How often have you seen startups go down the following road?
- A couple people come up with an idea. They’re excited. Really, really excited.
- They get nervous about competition or people stealing their plans. So they get very hush hush.
- They start building something. This usually involves locking themselves in a small, dark room with lots of caffeine.
- They raise money quickly. It’s quite often a seed round to get them through to launch.
- Lots of code is being written. Lots of ideas are on a whiteboard. People are pumped. And there’s money in the bank.
- Development is taking longer than expected. Scope creep is insidiously sneaking its way in. Estimates are out of whack. But there’s no turning back.
- They hire an extra person or two to try and accelerate things.
- Money is running out, but motivation is still fairly high.
- They launch!
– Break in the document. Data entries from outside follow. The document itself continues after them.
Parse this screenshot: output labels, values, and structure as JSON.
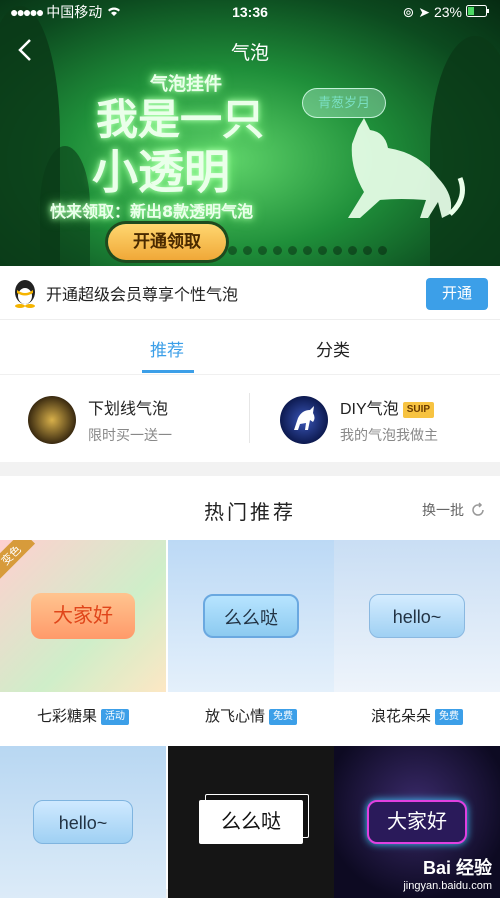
{
  "status_bar": {
    "carrier": "中国移动",
    "time": "13:36",
    "battery": "23%"
  },
  "header": {
    "title": "气泡"
  },
  "banner": {
    "small_text": "气泡挂件",
    "headline_line1": "我是一只",
    "headline_line2": "小透明",
    "subline": "快来领取：新出8款透明气泡",
    "tag": "青葱岁月",
    "button": "开通领取",
    "dots_count": 11
  },
  "vip": {
    "text": "开通超级会员尊享个性气泡",
    "button": "开通"
  },
  "tabs": [
    {
      "label": "推荐"
    },
    {
      "label": "分类"
    }
  ],
  "features": [
    {
      "title": "下划线气泡",
      "subtitle": "限时买一送一"
    },
    {
      "title": "DIY气泡",
      "badge": "SUIP",
      "subtitle": "我的气泡我做主"
    }
  ],
  "hot": {
    "title": "热门推荐",
    "refresh": "换一批",
    "items": [
      {
        "name": "七彩糖果",
        "badge": "活动",
        "bubble_text": "大家好",
        "corner": "变色"
      },
      {
        "name": "放飞心情",
        "badge": "免费",
        "bubble_text": "么么哒"
      },
      {
        "name": "浪花朵朵",
        "badge": "免费",
        "bubble_text": "hello~"
      },
      {
        "bubble_text": "hello~"
      },
      {
        "bubble_text": "么么哒"
      },
      {
        "bubble_text": "大家好"
      }
    ]
  },
  "watermark": {
    "brand": "Bai 经验",
    "url": "jingyan.baidu.com"
  }
}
Time to party and await huge success.
- No one cares.
Now at this point, or possibly around step 8 or so, some amount of panic has set in. It depends a lot on how much blind faith the founders are running on and/or how successful they are at convincing themselves everything is going to work out.
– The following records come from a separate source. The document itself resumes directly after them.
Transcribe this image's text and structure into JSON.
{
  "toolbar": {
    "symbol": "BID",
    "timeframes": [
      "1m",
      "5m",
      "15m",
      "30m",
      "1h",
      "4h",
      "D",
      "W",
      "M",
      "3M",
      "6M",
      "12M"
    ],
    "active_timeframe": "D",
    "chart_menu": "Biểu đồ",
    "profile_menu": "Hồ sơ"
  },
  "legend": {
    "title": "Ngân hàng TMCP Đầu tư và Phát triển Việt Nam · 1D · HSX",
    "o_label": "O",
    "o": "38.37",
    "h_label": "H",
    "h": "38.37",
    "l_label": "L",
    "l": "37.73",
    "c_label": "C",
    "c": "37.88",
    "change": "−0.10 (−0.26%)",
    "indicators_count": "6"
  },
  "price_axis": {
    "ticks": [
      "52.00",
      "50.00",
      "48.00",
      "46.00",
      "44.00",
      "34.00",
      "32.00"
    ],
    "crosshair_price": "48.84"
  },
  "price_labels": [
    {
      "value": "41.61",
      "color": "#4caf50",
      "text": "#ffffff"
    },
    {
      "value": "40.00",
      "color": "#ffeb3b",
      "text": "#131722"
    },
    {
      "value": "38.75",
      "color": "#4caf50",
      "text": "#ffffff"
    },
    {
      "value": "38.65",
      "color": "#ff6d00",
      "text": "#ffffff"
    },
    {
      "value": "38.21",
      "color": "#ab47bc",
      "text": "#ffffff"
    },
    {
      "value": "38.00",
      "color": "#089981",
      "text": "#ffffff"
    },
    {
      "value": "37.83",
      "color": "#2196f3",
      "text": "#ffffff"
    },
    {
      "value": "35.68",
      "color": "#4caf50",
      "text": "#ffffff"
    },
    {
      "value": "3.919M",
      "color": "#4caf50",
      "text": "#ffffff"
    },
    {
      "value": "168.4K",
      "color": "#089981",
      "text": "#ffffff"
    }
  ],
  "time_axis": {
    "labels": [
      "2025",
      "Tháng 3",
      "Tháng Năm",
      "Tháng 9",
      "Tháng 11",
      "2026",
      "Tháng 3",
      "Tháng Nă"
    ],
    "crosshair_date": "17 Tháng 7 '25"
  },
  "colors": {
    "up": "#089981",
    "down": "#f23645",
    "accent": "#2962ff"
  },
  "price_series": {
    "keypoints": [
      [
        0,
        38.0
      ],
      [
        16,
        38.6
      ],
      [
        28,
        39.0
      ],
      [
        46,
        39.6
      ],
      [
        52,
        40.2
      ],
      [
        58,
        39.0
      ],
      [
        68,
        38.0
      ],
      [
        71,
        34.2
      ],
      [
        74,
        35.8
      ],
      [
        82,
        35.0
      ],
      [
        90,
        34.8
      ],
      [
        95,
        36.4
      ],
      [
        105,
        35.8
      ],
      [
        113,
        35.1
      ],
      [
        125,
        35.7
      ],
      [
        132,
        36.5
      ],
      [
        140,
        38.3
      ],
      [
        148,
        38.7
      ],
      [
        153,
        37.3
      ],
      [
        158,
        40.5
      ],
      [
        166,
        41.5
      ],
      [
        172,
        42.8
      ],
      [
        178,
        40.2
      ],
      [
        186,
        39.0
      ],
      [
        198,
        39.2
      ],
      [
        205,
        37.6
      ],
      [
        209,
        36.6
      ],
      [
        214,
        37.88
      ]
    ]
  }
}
One of the huge problems is that the number of points of failure actually increase as you move through these steps. You’re not eliminating points of failure or risk, you’re adding to them.
This path towards launching a startup is what I would call: Startup D.O.A — Startup Dead on Arrival. It sucks big time. It’s painful to watch. It’s depressing and frustrating. And it’s extremely common.
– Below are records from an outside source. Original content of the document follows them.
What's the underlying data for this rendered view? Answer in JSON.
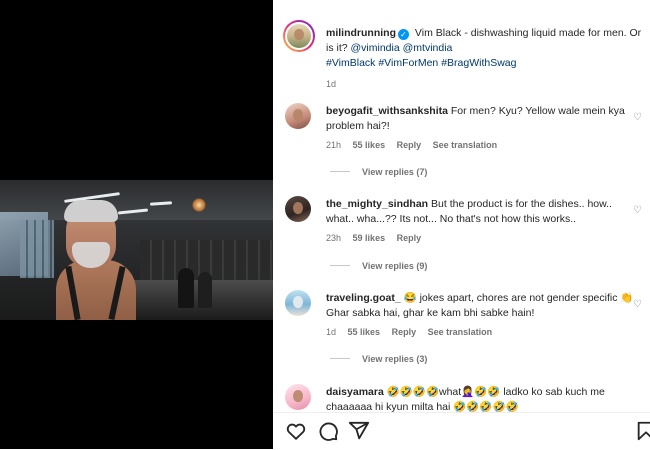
{
  "post": {
    "author": "milindrunning",
    "caption_text": "Vim Black - dishwashing liquid made for men. Or is it?",
    "mentions": [
      "@vimindia",
      "@mtvindia"
    ],
    "hashtags": [
      "#VimBlack",
      "#VimForMen",
      "#BragWithSwag"
    ],
    "age": "1d"
  },
  "comments": [
    {
      "user": "beyogafit_withsankshita",
      "text": "For men? Kyu? Yellow wale mein kya problem hai?!",
      "time": "21h",
      "likes": "55 likes",
      "reply": "Reply",
      "translate": "See translation",
      "view_replies": "View replies (7)"
    },
    {
      "user": "the_mighty_sindhan",
      "text": "But the product is for the dishes.. how.. what.. wha...?? Its not... No that's not how this works..",
      "time": "23h",
      "likes": "59 likes",
      "reply": "Reply",
      "view_replies": "View replies (9)"
    },
    {
      "user": "traveling.goat_",
      "text": "😂 jokes apart, chores are not gender specific 👏 Ghar sabka hai, ghar ke kam bhi sabke hain!",
      "time": "1d",
      "likes": "55 likes",
      "reply": "Reply",
      "translate": "See translation",
      "view_replies": "View replies (3)"
    },
    {
      "user": "daisyamara",
      "text": "🤣🤣🤣🤣what🤦‍♀️🤣🤣 ladko ko sab kuch me chaaaaaa hi kyun milta hai 🤣🤣🤣🤣🤣"
    }
  ],
  "actions": {
    "like_icon": "heart-icon",
    "comment_icon": "comment-icon",
    "share_icon": "share-icon",
    "save_icon": "bookmark-icon"
  },
  "colors": {
    "link": "#00376b",
    "verified": "#0095f6",
    "muted": "#737373"
  }
}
Here are three major problems that too many startups end up facing:
1. Not enough systematic validation early on.
Validating a startup idea is a very big challenge in and of itself. But without some amount of systematic validation you’re flying completely blind. Some ideas are harder to systematically validate than others. Business-to-consumer web apps, for example, can be hard to validate. How would you validate a Twitter before it existed? But even in that case if you’re going exclusively on a hope and a prayer there’s a very good chance you’re D.O.A. We hear plenty about the success stories; a lot less about all the failures.
Please, please, please, please find a way to validate. Sit down with your co-founders and talk this out. Think about how you could validate. Think about who you should speak to. Don’t be shy. Get past the fear of rejection as quickly as you can. Please.
Please, please, please, please be rigorous about it and have the gumption to say, “We went through a systematic validation process and this isn’t flying. Let’s kill it now before we’re Startup D.O.A.”
2. Not enough money.
If you raise money for a 6-month runway you have to start raising a follow up round the next day. That’s because it takes ~6 months to raise financing. If you don’t give yourself enough time to launch and iterate thereafter to build up traction and measurable milestones, you’ll have a freaking hard time raising more money. This isn’t necessarily an argument to raise tons of money out of the gate, but it is an argument for understanding how to spend the money properly, launching more quickly (so you have time to reach better, measurable milestones), and not getting bogged down in trying to build massive systems that will be overwhelmed by scope creep. Solve small problems well. Start small, stay focused and have a clear value proposition. Make a frequent use product. Please.
3. Not knowing how to run a business.
First-time entrepreneurs generally don’t know how to run companies. That’s because they never have. It’s just the reality of the circumstance they find themselves in. Even people who have kicked the startup can a few times still have issues in this regard. It’s hard. Get help. As much of it as you can. Get good help. Recognize that you don’t know what you’re doing and find out who is willing to help. Please.
Being Startup D.O.A sucks.
You pour your heart and soul into it (and a lot of blood, sweat and tears … and money!) only to launch, fall down and not have the resources, wherewithal or strength to keep going. But there are ways you can change this. And now is exactly the time that you need to, even if that means massive shifts in your strategy, your team, your roadmap, etc. Change everything and anything that needs changing. Don’t wait and hope it gets better. Don’t wait and expect millions of people to visit your site and pay you. The sooner you make the change you need to make, the better your chances.